(Dataset)

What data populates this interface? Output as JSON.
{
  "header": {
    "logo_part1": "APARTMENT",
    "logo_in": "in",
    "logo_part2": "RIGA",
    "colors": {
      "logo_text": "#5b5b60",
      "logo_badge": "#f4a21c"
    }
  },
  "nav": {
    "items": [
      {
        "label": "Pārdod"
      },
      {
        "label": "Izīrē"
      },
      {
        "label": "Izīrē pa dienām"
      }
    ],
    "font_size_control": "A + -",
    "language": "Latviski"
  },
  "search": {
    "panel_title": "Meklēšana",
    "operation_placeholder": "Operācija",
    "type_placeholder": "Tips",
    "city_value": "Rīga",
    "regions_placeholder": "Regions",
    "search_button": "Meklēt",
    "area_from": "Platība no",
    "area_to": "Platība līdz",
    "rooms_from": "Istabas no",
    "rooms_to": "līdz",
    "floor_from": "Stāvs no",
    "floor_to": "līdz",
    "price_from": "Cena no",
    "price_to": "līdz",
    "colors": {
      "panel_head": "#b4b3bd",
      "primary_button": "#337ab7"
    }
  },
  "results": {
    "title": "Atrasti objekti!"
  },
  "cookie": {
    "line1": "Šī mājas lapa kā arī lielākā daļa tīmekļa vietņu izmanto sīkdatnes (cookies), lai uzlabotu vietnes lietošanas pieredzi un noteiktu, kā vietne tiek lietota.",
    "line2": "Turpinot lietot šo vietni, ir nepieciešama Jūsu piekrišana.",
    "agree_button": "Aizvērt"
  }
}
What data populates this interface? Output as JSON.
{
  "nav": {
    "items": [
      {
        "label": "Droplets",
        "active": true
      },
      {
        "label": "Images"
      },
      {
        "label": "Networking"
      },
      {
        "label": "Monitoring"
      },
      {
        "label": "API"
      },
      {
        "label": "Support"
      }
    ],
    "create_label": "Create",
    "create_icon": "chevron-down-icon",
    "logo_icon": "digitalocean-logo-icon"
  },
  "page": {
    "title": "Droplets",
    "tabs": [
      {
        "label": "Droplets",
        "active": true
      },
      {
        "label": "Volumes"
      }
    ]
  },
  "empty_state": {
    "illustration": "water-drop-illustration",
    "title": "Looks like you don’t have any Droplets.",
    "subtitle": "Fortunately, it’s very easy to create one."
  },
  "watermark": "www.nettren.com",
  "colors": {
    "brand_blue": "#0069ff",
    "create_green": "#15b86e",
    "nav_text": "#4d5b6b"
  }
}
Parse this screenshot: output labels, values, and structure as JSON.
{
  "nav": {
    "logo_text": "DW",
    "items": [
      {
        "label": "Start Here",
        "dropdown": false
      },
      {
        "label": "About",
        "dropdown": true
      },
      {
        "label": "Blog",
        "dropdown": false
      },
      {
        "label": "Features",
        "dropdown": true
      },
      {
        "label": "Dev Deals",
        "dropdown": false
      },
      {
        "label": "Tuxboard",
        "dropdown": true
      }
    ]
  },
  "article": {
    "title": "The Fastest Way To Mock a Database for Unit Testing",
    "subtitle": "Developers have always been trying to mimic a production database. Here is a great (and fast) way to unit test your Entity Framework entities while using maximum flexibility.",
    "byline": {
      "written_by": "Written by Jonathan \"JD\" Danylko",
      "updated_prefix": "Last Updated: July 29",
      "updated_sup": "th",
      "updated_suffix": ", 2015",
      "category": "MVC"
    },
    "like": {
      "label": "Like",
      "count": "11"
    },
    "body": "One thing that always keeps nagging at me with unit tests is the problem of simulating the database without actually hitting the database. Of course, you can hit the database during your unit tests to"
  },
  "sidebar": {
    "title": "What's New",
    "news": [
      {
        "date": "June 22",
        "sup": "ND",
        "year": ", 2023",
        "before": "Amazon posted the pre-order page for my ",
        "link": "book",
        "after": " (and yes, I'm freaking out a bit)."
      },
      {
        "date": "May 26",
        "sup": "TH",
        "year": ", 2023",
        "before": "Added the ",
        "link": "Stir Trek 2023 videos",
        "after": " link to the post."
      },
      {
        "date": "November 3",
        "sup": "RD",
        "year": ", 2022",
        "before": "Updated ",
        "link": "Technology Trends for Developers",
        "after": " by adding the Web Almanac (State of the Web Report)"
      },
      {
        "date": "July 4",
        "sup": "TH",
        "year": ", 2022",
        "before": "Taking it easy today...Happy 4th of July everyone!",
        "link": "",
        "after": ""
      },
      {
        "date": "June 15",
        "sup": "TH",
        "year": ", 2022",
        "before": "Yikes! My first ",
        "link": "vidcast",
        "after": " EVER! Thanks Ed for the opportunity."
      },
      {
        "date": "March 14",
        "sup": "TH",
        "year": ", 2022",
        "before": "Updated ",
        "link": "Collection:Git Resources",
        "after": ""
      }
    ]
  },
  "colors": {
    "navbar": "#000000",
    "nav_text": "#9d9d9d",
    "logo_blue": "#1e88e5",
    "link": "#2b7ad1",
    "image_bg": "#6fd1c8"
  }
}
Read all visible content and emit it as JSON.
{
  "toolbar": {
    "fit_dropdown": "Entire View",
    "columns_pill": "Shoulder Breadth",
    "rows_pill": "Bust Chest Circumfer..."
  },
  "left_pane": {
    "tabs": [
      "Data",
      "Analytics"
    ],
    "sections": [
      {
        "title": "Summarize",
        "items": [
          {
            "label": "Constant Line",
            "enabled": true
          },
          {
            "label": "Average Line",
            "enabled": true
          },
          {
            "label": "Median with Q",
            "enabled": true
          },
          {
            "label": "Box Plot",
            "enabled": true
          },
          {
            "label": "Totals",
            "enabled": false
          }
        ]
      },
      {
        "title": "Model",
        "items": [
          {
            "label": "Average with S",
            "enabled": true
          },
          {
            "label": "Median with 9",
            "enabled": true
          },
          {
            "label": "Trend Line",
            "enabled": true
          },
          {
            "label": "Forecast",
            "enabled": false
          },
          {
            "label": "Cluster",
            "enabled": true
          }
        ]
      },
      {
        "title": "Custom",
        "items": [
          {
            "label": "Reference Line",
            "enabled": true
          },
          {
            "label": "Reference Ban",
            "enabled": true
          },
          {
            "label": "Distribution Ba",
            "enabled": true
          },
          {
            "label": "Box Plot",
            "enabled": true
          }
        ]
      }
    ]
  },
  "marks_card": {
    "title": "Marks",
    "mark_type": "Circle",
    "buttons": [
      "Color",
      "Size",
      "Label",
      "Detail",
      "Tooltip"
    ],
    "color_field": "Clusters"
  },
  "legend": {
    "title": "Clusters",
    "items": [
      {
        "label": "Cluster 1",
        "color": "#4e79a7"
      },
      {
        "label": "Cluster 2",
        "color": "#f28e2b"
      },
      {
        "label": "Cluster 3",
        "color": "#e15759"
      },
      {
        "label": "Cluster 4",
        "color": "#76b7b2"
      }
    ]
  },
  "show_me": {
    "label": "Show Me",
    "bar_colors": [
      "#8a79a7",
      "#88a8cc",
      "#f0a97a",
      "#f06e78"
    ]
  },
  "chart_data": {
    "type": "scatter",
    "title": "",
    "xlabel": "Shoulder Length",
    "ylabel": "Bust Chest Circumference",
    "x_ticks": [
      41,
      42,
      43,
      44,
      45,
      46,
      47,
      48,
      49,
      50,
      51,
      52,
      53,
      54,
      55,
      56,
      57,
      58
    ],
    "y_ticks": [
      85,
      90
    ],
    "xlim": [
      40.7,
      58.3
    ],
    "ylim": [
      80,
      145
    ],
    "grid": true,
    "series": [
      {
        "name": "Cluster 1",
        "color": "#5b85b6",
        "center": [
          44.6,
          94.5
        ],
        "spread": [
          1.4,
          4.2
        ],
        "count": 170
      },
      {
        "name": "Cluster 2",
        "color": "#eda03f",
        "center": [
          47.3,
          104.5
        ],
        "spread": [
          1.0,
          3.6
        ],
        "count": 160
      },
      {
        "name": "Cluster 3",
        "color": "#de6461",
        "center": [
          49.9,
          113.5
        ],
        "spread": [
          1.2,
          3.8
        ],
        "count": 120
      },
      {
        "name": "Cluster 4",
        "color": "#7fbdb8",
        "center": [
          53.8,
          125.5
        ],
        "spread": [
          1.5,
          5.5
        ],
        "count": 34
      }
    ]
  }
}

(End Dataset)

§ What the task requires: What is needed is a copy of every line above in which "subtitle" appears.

§ Answer space:
    "subtitle": "Fortunately, it’s very easy to create one."
    "subtitle": "Developers have always been trying to mimic a production database. Here is a great (and fast) way to unit test your Entity Framework entities while using maximum flexibility.",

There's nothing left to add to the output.